lay out

See also: layout, Layout, and lay-out

EnglishEdit

EtymologyEdit

From lay +‎ out.

VerbEdit

lay out (third-person singular simple present lays out, present participle laying out, simple past and past participle laid out)

  1. (transitive) To expend or contribute money to an expense or purchase.
    • 1677, Hannah Woolley, The Compleat Servant-Maid, London: T. Passinger, p. 63,[1]
      [] you must endeavour to take off your Mistress from all the care you can, giving to her a just and true account of what moneys you lay out for her, shewing your self thrifty in all your disbursements.
    • 1843 April, Thomas Carlyle, “Government”, in Past and Present, American edition, Boston, Mass.: Charles C[offin] Little and James Brown, published 1843, OCLC 191225086, book II (The Ancient Monk):
      There are but two ways of paying debt: increase of industry in raising income, increase of thrift in laying it out.
  2. (transitive) To arrange in a certain way, so as to spread or space apart; to display (e.g. merchandise or a collection).
    She laid the blocks out in a circle on the floor.
  3. (transitive) To explain; to interpret.
    • 2005, Plato, Sophist.
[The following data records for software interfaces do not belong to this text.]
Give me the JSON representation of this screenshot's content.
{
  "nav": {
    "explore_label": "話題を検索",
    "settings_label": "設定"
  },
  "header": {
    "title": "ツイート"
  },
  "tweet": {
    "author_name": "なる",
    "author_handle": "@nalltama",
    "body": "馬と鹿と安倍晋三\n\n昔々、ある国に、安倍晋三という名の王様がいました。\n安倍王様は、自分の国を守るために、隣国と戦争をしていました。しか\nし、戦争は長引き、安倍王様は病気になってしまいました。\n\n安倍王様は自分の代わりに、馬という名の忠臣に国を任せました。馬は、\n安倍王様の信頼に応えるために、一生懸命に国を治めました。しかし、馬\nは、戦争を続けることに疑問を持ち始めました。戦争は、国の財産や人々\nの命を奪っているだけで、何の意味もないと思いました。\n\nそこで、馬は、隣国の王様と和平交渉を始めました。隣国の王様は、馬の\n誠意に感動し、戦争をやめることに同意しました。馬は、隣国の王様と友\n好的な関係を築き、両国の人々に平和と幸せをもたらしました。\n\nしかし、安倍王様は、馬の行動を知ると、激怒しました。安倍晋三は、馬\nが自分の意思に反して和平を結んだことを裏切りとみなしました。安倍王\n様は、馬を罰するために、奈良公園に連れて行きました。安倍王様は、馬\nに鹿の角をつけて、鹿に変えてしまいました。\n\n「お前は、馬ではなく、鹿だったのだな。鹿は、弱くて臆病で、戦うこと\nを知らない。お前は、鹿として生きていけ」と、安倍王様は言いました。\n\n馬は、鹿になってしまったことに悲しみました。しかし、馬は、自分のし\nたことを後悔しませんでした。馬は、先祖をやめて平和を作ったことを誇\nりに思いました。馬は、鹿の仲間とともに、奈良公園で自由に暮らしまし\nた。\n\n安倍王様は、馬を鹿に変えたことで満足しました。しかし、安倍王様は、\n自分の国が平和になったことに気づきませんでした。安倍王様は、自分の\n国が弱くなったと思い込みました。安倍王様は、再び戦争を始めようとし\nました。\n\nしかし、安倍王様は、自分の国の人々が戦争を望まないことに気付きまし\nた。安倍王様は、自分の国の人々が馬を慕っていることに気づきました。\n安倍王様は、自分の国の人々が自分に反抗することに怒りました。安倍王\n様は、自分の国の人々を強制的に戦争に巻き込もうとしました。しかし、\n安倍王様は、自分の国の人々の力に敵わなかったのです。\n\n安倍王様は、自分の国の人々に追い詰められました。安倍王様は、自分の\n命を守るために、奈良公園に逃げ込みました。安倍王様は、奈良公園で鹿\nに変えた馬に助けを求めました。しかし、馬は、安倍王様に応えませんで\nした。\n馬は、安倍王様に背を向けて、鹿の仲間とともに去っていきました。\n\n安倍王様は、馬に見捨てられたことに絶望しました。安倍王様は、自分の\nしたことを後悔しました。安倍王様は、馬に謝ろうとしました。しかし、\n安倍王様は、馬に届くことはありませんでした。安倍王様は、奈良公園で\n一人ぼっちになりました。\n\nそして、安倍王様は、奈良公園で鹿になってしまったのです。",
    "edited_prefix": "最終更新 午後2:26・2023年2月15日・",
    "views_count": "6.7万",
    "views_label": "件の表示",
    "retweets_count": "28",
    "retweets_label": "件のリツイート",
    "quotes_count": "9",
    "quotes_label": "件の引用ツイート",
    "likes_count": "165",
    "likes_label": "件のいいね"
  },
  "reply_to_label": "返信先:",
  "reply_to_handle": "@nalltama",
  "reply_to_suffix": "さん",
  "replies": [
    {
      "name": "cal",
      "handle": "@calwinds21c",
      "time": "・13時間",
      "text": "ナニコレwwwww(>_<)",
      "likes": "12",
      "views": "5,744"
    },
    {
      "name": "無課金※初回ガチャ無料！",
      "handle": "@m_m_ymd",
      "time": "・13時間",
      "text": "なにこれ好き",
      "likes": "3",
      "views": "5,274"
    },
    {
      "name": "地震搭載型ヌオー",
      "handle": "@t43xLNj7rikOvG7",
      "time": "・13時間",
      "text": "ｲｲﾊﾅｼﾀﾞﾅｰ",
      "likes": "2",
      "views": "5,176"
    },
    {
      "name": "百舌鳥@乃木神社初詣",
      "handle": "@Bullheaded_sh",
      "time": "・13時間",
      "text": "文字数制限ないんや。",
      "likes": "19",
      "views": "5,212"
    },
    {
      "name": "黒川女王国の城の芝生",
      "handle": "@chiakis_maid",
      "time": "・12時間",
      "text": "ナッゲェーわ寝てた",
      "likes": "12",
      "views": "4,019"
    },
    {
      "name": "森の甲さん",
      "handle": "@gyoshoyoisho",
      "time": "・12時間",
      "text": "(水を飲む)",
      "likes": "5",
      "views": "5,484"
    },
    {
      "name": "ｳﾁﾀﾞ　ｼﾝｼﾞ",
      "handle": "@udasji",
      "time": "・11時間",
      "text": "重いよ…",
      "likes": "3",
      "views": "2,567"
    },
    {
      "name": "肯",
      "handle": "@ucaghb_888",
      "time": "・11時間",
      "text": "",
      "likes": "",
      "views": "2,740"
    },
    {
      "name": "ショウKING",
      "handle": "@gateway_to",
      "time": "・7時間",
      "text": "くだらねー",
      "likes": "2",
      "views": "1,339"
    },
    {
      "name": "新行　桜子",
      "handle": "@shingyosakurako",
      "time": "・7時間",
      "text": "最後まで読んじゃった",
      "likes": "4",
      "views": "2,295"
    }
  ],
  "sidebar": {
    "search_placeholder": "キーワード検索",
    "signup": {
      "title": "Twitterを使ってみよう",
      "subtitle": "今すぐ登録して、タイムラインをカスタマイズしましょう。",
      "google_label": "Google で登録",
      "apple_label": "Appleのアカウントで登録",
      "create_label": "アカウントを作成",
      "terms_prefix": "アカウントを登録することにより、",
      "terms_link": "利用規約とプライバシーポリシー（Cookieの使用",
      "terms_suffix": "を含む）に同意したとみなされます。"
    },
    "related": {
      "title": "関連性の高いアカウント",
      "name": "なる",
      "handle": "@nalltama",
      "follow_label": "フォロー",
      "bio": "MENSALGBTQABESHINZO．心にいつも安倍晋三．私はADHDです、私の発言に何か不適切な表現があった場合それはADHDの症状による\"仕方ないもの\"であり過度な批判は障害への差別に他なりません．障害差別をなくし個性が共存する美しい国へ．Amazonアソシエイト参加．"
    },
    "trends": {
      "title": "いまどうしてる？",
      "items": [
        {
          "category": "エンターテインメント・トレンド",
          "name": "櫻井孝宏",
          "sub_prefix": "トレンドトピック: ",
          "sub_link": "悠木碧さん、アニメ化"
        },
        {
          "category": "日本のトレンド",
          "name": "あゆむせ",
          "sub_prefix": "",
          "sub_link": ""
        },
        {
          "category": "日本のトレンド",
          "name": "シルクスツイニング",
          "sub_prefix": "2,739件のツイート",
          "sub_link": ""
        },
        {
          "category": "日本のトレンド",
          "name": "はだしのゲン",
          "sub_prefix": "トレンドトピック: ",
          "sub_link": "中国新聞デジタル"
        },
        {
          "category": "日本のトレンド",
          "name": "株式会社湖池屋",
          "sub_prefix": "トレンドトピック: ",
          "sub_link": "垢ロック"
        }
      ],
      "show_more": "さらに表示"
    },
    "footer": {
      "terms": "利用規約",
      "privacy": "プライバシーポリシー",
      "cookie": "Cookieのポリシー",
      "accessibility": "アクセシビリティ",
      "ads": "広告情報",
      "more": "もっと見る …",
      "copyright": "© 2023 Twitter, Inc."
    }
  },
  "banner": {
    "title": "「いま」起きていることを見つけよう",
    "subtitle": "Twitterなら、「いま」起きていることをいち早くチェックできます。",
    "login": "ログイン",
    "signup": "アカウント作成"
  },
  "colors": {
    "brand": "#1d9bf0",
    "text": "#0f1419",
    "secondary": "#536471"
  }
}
Translation by Lesley Brown. 230b.
      Because his opinions are all over the place, they find it easy to scrutinise them and lay them out []
  4. (transitive) To concoct; think up.
  5. To prepare a body for burial.
  6. (transitive, colloquial) To render (someone) unconscious; to knock out; to cause to fall to the floor.
  7. (transitive, colloquial) To scold or berate.
  8. (intransitive, US, colloquial) To lie in the sunshine.

Related termsEdit

TranslationsEdit

VerbEdit

lay out

  1. simple past tense of lie out

AnagramsEdit